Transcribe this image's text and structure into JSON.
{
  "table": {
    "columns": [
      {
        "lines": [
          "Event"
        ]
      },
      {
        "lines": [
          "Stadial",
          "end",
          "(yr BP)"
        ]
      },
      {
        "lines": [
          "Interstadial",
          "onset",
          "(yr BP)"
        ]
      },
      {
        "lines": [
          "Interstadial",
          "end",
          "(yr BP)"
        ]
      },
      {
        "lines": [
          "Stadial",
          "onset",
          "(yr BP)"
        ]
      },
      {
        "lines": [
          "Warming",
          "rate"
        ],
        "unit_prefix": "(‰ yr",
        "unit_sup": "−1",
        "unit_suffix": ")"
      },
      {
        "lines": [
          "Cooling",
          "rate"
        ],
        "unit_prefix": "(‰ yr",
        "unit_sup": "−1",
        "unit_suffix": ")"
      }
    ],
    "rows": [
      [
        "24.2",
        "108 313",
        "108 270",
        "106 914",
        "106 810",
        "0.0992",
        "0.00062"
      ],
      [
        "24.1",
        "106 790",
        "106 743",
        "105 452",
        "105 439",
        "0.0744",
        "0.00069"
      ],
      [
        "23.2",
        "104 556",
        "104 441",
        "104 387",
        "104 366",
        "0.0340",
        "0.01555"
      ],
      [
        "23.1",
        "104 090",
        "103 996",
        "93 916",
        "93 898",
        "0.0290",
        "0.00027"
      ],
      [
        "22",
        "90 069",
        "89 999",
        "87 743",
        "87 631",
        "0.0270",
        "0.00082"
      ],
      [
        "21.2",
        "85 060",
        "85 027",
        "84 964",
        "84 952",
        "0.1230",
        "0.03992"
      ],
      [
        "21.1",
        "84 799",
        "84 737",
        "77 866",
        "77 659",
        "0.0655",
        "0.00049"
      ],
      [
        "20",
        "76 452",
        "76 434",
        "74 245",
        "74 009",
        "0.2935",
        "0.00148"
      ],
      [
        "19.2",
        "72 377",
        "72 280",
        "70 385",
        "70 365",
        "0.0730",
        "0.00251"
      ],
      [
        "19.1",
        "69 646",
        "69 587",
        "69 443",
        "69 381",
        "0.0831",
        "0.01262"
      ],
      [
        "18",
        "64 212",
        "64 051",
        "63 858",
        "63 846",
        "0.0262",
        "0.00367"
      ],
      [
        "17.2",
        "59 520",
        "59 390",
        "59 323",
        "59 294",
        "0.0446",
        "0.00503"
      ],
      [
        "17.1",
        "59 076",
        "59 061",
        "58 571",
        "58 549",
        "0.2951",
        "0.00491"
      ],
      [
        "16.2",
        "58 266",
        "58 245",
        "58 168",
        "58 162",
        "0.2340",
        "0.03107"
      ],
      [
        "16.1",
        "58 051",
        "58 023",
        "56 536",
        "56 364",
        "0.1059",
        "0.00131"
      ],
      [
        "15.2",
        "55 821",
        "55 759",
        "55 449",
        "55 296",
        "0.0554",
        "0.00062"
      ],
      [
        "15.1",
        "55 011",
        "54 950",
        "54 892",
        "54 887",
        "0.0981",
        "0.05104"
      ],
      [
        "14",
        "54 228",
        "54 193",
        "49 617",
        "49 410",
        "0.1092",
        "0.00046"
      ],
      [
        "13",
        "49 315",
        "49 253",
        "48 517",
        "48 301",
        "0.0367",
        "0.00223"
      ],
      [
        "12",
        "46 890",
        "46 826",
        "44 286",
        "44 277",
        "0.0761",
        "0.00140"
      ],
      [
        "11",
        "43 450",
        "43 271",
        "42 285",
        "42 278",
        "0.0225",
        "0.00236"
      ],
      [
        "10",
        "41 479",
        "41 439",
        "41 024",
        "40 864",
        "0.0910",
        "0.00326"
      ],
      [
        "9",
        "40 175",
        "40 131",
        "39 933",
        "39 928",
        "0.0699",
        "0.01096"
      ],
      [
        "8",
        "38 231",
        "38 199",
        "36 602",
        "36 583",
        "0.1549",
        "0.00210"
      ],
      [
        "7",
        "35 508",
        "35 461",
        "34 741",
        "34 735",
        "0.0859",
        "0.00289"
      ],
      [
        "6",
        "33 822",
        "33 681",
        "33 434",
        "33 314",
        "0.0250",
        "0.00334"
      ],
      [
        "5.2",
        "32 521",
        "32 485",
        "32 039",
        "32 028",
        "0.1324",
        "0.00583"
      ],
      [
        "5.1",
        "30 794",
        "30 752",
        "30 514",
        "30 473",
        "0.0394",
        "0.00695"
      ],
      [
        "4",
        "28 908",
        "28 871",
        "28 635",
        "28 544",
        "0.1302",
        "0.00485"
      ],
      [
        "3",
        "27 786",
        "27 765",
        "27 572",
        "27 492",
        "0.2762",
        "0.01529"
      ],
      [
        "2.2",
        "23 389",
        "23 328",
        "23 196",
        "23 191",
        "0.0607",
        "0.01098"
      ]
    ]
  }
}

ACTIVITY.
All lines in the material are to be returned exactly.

ANSWER SPACE.
Transcribe this image's text and structure into JSON.
{
  "table": {
    "columns": [
      {
        "lines": [
          "Event"
        ]
      },
      {
        "lines": [
          "Stadial",
          "end",
          "(yr BP)"
        ]
      },
      {
        "lines": [
          "Interstadial",
          "onset",
          "(yr BP)"
        ]
      },
      {
        "lines": [
          "Interstadial",
          "end",
          "(yr BP)"
        ]
      },
      {
        "lines": [
          "Stadial",
          "onset",
          "(yr BP)"
        ]
      },
      {
        "lines": [
          "Warming",
          "rate"
        ],
        "unit_prefix": "(‰ yr",
        "unit_sup": "−1",
        "unit_suffix": ")"
      },
      {
        "lines": [
          "Cooling",
          "rate"
        ],
        "unit_prefix": "(‰ yr",
        "unit_sup": "−1",
        "unit_suffix": ")"
      }
    ],
    "rows": [
      [
        "24.2",
        "108 313",
        "108 270",
        "106 914",
        "106 810",
        "0.0992",
        "0.00062"
      ],
      [
        "24.1",
        "106 790",
        "106 743",
        "105 452",
        "105 439",
        "0.0744",
        "0.00069"
      ],
      [
        "23.2",
        "104 556",
        "104 441",
        "104 387",
        "104 366",
        "0.0340",
        "0.01555"
      ],
      [
        "23.1",
        "104 090",
        "103 996",
        "93 916",
        "93 898",
        "0.0290",
        "0.00027"
      ],
      [
        "22",
        "90 069",
        "89 999",
        "87 743",
        "87 631",
        "0.0270",
        "0.00082"
      ],
      [
        "21.2",
        "85 060",
        "85 027",
        "84 964",
        "84 952",
        "0.1230",
        "0.03992"
      ],
      [
        "21.1",
        "84 799",
        "84 737",
        "77 866",
        "77 659",
        "0.0655",
        "0.00049"
      ],
      [
        "20",
        "76 452",
        "76 434",
        "74 245",
        "74 009",
        "0.2935",
        "0.00148"
      ],
      [
        "19.2",
        "72 377",
        "72 280",
        "70 385",
        "70 365",
        "0.0730",
        "0.00251"
      ],
      [
        "19.1",
        "69 646",
        "69 587",
        "69 443",
        "69 381",
        "0.0831",
        "0.01262"
      ],
      [
        "18",
        "64 212",
        "64 051",
        "63 858",
        "63 846",
        "0.0262",
        "0.00367"
      ],
      [
        "17.2",
        "59 520",
        "59 390",
        "59 323",
        "59 294",
        "0.0446",
        "0.00503"
      ],
      [
        "17.1",
        "59 076",
        "59 061",
        "58 571",
        "58 549",
        "0.2951",
        "0.00491"
      ],
      [
        "16.2",
        "58 266",
        "58 245",
        "58 168",
        "58 162",
        "0.2340",
        "0.03107"
      ],
      [
        "16.1",
        "58 051",
        "58 023",
        "56 536",
        "56 364",
        "0.1059",
        "0.00131"
      ],
      [
        "15.2",
        "55 821",
        "55 759",
        "55 449",
        "55 296",
        "0.0554",
        "0.00062"
      ],
      [
        "15.1",
        "55 011",
        "54 950",
        "54 892",
        "54 887",
        "0.0981",
        "0.05104"
      ],
      [
        "14",
        "54 228",
        "54 193",
        "49 617",
        "49 410",
        "0.1092",
        "0.00046"
      ],
      [
        "13",
        "49 315",
        "49 253",
        "48 517",
        "48 301",
        "0.0367",
        "0.00223"
      ],
      [
        "12",
        "46 890",
        "46 826",
        "44 286",
        "44 277",
        "0.0761",
        "0.00140"
      ],
      [
        "11",
        "43 450",
        "43 271",
        "42 285",
        "42 278",
        "0.0225",
        "0.00236"
      ],
      [
        "10",
        "41 479",
        "41 439",
        "41 024",
        "40 864",
        "0.0910",
        "0.00326"
      ],
      [
        "9",
        "40 175",
        "40 131",
        "39 933",
        "39 928",
        "0.0699",
        "0.01096"
      ],
      [
        "8",
        "38 231",
        "38 199",
        "36 602",
        "36 583",
        "0.1549",
        "0.00210"
      ],
      [
        "7",
        "35 508",
        "35 461",
        "34 741",
        "34 735",
        "0.0859",
        "0.00289"
      ],
      [
        "6",
        "33 822",
        "33 681",
        "33 434",
        "33 314",
        "0.0250",
        "0.00334"
      ],
      [
        "5.2",
        "32 521",
        "32 485",
        "32 039",
        "32 028",
        "0.1324",
        "0.00583"
      ],
      [
        "5.1",
        "30 794",
        "30 752",
        "30 514",
        "30 473",
        "0.0394",
        "0.00695"
      ],
      [
        "4",
        "28 908",
        "28 871",
        "28 635",
        "28 544",
        "0.1302",
        "0.00485"
      ],
      [
        "3",
        "27 786",
        "27 765",
        "27 572",
        "27 492",
        "0.2762",
        "0.01529"
      ],
      [
        "2.2",
        "23 389",
        "23 328",
        "23 196",
        "23 191",
        "0.0607",
        "0.01098"
      ]
    ]
  }
}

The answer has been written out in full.